In an extraordinarily dominant performance, Miguel Cotto stopped the 39-year-old Martinez (51-3-2, 28 KOs) six seconds into the 10th round to capture the WBC middleweight championship on June 7 at Madison Square Garden.
Meeting at a maximum weight of 159 pounds, the 5-foot-7 Cotto (39-4, 32 KOs) sacrificed size, speed and power against the 5-foot-10 Martinez (51-3-2, 28 KOs).
Nevertheless, the 33-year-old Cotto floored Martinez three times in the first and once more in the ninth and was ahead 90-77 on all three scorecards when trainer Pablo Sarmiento mercifully halted the beating.
“Against Cotto, Sergio was badly hurt in the opening round from the first left hook that landed. After that, he remembers only pieces and had very little control of his body and especially his legs. He fought entirely on instinct.
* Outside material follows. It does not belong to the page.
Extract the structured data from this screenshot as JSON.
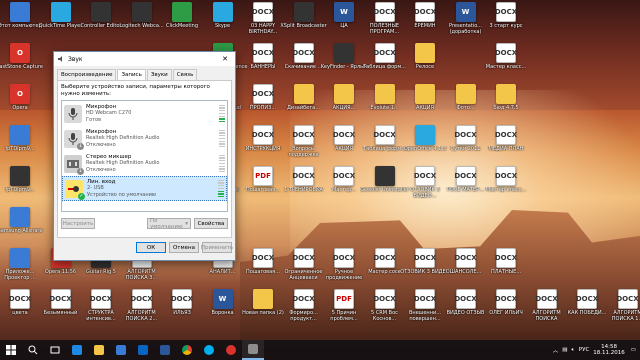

It was the worst night of his entire career and he is coming back to prove he is a superstar fighter who just had a bad night.”
In stark contrast to “Maravilla,” looking reenergized and throwing fists with a noticeable confidence, Cotto and Freddie Roach devised an aggressive plan to bully Martinez.
Cotto, who became the first Puerto Rican boxer to win world titles in four weight classes, is in the midst of a renaissance under the tutelage of Roach.
Meanwhile, also a past professional cyclist and soccer player, Martinez is graying, shopworn and simply finished.
Dismissing claims to the contrary, Martinez’s mobility was compromised by his twice surgically repaired right knee.
Still, despite getting pulverized, Martinez exhibited surreal testicular fortitude to last 27 minutes with Cotto.
A southpaw who earned the 2010 “Fighter of the Year” award, Martinez is a Hall of Fame boxer.
Possibly of greater importance, Martinez represents everything that is right with the sport.
Unfortunately, nowhere near “100 percent healthy,” Martinez has chosen the squared circle over Del Boca Vista.
The extremely likable Sergio Martinez will never again be a “superstar fighter.”